Countries so bound may enjoy "more growth and higher average
incomes", but their political and economic policy choices are
narrowed to "relatively tight parameters." In Friedman's view, this
is the principal reason that there is now very little difference
between the policies of those in power and those in opposition "in
those countries that have put on the Golden Straitjacket." Supporting
his case is the record of governments in France and the United States
in recent years. Regardless of election promises or changes in
administration, policy remains fundamentally unaltered.

Of course, the suggestion is that it would be rational for
governments to put on the Golden Straitjacket voluntarily. But as not
everyone involved in the game of international politics is rational,
Friedman would not abandon the military instrument. Nevertheless, his
view of globalization, which is widely shared in financial circles,
offers a very optimistic view of international relations, one
suggesting that countries increasingly will lock themselves into an
international structure of economic interchange that will ensure a
more peaceful world.

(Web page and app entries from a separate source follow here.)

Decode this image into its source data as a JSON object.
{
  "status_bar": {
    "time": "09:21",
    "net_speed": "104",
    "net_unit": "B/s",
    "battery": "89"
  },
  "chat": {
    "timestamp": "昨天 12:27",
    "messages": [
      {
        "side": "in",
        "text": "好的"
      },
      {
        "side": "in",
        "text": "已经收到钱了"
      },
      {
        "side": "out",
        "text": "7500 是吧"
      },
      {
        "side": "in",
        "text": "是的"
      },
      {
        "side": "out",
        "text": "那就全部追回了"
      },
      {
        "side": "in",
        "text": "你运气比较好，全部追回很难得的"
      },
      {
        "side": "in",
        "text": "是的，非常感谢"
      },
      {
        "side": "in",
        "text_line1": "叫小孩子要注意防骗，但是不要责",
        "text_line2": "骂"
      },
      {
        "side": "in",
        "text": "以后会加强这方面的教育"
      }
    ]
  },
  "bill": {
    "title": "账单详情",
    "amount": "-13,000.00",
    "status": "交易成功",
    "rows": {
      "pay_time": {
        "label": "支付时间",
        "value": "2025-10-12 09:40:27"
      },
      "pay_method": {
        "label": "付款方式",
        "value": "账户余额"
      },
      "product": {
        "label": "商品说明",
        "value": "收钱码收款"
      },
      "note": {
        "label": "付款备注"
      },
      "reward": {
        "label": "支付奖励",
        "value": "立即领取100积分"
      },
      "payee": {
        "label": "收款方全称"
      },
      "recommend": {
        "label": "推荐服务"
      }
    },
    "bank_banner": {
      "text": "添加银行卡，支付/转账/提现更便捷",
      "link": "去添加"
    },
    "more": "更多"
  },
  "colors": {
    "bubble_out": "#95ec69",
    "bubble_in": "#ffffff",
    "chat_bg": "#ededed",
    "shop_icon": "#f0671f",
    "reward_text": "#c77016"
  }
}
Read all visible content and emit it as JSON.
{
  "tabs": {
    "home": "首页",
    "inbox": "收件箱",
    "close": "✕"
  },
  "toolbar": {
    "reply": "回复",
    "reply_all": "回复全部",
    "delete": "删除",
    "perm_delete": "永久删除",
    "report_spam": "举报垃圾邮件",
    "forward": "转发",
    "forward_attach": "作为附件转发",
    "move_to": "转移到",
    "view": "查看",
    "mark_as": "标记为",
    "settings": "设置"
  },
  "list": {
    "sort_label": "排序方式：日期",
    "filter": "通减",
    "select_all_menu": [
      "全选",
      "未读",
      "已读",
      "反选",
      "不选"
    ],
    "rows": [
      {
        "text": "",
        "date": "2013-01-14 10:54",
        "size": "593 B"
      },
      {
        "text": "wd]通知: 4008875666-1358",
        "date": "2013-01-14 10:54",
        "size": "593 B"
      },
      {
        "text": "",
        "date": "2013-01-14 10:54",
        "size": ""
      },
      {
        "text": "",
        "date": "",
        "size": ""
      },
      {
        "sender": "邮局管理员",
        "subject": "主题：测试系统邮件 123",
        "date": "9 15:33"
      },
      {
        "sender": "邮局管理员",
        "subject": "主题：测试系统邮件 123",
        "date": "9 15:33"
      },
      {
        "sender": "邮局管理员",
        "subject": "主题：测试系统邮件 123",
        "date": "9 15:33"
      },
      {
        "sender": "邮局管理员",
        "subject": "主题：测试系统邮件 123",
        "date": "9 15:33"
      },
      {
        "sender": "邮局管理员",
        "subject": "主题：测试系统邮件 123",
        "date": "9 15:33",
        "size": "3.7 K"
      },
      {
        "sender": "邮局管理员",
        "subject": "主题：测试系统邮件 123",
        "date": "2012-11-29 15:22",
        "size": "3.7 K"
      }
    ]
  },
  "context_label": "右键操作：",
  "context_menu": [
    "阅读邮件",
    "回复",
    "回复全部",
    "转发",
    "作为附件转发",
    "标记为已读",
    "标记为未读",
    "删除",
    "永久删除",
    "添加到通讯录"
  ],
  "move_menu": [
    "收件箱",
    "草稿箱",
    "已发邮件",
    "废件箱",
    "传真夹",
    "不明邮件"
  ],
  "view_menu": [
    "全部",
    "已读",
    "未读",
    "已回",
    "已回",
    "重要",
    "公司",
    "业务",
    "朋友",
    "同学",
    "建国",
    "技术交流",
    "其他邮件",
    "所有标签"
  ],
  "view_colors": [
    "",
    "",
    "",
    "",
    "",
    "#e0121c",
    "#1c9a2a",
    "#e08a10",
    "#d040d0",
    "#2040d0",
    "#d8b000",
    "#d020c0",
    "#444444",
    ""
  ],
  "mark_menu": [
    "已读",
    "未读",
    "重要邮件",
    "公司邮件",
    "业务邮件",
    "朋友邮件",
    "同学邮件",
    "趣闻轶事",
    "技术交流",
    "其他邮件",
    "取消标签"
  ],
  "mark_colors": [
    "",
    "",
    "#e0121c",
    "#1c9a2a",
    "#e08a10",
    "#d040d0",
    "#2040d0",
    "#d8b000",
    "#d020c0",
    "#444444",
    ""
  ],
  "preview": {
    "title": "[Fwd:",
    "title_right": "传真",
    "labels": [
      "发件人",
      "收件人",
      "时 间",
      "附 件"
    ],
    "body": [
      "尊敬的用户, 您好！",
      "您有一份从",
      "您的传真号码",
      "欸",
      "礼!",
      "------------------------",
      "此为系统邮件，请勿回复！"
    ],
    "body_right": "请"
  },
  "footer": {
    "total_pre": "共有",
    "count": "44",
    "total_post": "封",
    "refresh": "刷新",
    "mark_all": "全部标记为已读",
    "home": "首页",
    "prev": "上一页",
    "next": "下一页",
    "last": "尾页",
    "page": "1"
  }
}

Within this structure, problems like
international terrorism and criminality may remain, but the scale of
bloodletting experienced in the world wars will be gone forever.
Indeed, once every country is in the straitjacket, the centuries-old
problem of international security will largely be solved.

Thus for the liberal abstainer, economics is more important than
politics; conversely, for the conservative abstainer--the traditional
isolationist--politics is more important than economics. The liberal
abstainer, convinced that globalism will lift all boats, believes the
nation's highest priority is to open markets among economies and
communications among cultures. The conservative abstainer, on the
other hand, is worried that global forces will constrict political
choice in the United States and thus erode national
sovereignty--precisely the development their liberal counterparts

Tom Friedman wants America, like other nations, to wear the Golden
Straitjacket. Pat Buchanan fights to ensure that, no matter what the
benefits, America will never try it on, because once worn it will be
impossible to shed. Buchanan, it is worth noting, can only take the
positions he does because America is now so secure. The United States
can go its own way only as long as that is true. Buchanan would use
America's strength to consolidate the home front, with America ready
to repel any power that dares challenge the United States in any
fundamental way.

The goal is to keep America out of harm's way, and the best way to do
this now is through disengagement rather than engagement. The United
States can withdraw from the 1947 Rio Pact with Latin American
governments--which calls for collective action against a potential
aggressor--because no such aggressor exists. It can abrogate any
security treaty that requires the country to go to war automatically,
while at the same time remaining allied with certain critical states.
These states will no longer need an American armed presence on their
soil to ensure their security, but will settle for American good
will. Thus, U.S. ground troops would leave Western Europe and South
Korea. In other words, America need no longer serve as a front-line
state forever taking the lead; it can return to the restricted and
safer role of the West's "strategic reserve."

Ironically, the hegemonists and the isolationists share a common
vision: Each group wants to make sure that America remains the sole
arbiter of its own fate, the former by keeping others subservient,
the latter by staying out of their quarrels. The shapers, both
conservatives and liberals, do not believe that U.S. power, vast
though it has become, is sufficient for America to ignore or reject
the need for allies and friends.

Essay Types: Book Review